The colour of the landscape and the Devon Blue sky above tempted them to linger and savour what was clearly a local beauty spot. The path got less distinct as they walked on, and as the footsteps crunched by it became clear that they would never get round the reservoir and make it back to rendezvous with the Daswoods for the planned late pub lunch that everyone was looking forward to. A change of plan beckoned.
|Lookout Sheep Keeping Watch on Tom and Bill|
|Green Tree Tunnel|
|Meldon Dam Face|
|Bruno Works Hard at the Creativity|
Its often done in a setting shared with good beer, wine and tasty food. The inspirations are even greater, and the discussions more animated when a group of artists post-mortem the day of painting over a few pints.

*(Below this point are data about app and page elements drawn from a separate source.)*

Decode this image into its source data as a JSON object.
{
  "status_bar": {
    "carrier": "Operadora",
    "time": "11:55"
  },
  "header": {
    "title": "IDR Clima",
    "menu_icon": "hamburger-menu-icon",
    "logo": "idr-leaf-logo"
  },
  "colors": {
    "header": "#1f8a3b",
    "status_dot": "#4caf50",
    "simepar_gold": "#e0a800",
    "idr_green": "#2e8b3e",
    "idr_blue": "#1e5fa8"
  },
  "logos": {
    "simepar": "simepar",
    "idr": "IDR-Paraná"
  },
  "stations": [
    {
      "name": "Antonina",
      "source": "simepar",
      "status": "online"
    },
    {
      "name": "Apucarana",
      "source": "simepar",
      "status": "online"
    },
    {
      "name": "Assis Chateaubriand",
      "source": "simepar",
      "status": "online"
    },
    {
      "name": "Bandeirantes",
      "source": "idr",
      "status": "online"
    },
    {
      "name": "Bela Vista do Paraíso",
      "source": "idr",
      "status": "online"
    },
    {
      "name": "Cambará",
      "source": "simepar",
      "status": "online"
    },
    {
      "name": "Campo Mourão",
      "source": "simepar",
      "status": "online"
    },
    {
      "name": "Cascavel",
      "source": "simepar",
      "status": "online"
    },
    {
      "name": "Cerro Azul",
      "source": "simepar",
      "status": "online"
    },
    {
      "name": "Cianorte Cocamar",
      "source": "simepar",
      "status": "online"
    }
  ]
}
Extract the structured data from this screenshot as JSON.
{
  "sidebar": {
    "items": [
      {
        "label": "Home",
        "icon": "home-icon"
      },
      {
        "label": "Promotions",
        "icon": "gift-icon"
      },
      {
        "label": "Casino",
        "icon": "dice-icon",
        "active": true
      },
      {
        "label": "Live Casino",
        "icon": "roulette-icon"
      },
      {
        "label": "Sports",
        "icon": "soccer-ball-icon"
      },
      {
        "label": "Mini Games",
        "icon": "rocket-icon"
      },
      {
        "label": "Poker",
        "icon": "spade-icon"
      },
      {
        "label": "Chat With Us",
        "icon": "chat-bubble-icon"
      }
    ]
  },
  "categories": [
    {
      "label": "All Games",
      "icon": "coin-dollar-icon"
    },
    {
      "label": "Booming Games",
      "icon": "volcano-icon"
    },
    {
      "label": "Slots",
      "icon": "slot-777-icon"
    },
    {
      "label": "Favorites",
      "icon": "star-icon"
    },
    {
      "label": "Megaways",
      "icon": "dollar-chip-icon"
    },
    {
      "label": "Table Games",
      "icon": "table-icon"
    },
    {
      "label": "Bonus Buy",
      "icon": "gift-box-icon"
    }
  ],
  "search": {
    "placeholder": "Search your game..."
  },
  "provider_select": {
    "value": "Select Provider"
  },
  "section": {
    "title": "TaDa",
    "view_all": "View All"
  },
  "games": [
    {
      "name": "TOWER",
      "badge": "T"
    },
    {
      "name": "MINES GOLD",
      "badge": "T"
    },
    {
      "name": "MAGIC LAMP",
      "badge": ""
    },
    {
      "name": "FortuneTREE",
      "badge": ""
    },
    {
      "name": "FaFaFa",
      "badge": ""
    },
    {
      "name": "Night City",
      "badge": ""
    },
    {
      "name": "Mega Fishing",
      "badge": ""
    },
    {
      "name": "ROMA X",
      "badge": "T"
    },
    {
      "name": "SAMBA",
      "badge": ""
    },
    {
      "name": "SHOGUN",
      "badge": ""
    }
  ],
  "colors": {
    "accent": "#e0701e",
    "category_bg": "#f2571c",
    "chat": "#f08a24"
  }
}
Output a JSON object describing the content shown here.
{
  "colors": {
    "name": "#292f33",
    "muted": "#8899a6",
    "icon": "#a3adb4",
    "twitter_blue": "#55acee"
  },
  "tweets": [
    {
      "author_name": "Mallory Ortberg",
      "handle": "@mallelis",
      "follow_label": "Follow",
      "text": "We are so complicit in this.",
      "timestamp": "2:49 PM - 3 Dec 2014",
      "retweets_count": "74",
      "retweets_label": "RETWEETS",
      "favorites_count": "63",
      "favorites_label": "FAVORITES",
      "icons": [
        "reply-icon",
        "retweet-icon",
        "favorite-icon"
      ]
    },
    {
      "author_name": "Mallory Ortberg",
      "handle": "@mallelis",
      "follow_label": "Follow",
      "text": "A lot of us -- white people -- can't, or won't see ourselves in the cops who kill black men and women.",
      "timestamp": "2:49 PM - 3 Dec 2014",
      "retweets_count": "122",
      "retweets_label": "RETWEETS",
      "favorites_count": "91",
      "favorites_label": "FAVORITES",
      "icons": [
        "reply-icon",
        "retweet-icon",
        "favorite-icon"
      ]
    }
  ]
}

There were days when the group shelved brushes, paints and canvasses to visit local sites of interest. The Fitch Foundry in Sticklepath was superb! We thought that it would be generally boring, but the main attraction for the Dashwoods was a huge working water-wheel that entirely powered the foundry. Unbelieveably, there was a scheduled, working demo of how an ancient foundry worked, complete with a smithy who took questions as he hammered the glowing billets into shape. Slowly, realisation the beautiful tinkling stream running past rocks and clumps of stream-side flowers also had an alter-ego..........it was the driving force that...........................(to be continued.)
View from Branscombe Common
Lynne & Easel
Chris painting - Belstone Common
Love at 1st Sight
Last Morning Mist Rising
Au Revoir Estrayer